The answer is the set of lines that include "Musterstraße", copied from the data below.

[Supplied records]:
[Start of Attachment]

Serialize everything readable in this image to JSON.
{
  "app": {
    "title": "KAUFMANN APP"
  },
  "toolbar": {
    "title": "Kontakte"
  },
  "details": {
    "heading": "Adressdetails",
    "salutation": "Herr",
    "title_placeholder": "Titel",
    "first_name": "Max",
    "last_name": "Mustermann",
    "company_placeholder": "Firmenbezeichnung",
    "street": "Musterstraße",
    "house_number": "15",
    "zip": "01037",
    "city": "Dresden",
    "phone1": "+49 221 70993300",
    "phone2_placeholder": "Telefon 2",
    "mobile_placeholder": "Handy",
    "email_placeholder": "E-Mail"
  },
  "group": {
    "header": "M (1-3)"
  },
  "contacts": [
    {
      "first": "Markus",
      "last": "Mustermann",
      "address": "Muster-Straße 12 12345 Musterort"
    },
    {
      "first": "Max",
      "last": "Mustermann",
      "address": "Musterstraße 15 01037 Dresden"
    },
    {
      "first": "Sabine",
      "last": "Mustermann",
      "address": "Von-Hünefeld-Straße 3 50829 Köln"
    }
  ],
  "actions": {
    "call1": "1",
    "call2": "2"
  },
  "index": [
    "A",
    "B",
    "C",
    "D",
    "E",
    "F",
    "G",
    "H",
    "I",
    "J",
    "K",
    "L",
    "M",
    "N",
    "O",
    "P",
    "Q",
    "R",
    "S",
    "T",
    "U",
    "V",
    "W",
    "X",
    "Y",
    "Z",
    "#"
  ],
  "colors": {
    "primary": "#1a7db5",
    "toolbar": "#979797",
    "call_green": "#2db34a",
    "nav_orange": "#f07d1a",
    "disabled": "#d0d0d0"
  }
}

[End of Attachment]

[Answer box]:
    "street": "Musterstraße",
      "address": "Musterstraße 15 01037 Dresden"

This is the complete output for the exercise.